Web page and app entries
______
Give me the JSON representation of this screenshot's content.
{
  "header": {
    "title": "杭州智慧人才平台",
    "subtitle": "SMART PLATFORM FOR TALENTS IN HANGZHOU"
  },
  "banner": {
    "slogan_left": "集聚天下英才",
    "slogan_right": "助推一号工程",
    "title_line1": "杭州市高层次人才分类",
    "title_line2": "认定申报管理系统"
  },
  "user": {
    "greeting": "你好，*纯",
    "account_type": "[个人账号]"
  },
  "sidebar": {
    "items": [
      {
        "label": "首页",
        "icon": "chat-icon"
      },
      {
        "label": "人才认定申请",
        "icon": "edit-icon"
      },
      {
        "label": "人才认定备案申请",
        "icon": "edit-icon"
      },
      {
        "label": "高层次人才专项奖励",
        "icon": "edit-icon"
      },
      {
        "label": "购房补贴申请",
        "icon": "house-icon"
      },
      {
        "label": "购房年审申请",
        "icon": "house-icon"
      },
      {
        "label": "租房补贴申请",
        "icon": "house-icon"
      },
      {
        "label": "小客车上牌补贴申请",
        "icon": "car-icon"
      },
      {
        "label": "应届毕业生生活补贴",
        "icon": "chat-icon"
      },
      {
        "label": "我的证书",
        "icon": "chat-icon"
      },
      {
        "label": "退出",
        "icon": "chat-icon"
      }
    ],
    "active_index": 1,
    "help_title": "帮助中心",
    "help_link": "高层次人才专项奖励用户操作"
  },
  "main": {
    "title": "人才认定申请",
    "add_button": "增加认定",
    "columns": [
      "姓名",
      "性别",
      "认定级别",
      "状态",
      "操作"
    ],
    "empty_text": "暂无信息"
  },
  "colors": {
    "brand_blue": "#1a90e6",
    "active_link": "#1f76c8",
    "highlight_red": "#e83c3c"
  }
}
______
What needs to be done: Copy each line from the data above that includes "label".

Your solution:
        "label": "首页",
        "label": "人才认定申请",
        "label": "人才认定备案申请",
        "label": "高层次人才专项奖励",
        "label": "购房补贴申请",
        "label": "购房年审申请",
        "label": "租房补贴申请",
        "label": "小客车上牌补贴申请",
        "label": "应届毕业生生活补贴",
        "label": "我的证书",
        "label": "退出",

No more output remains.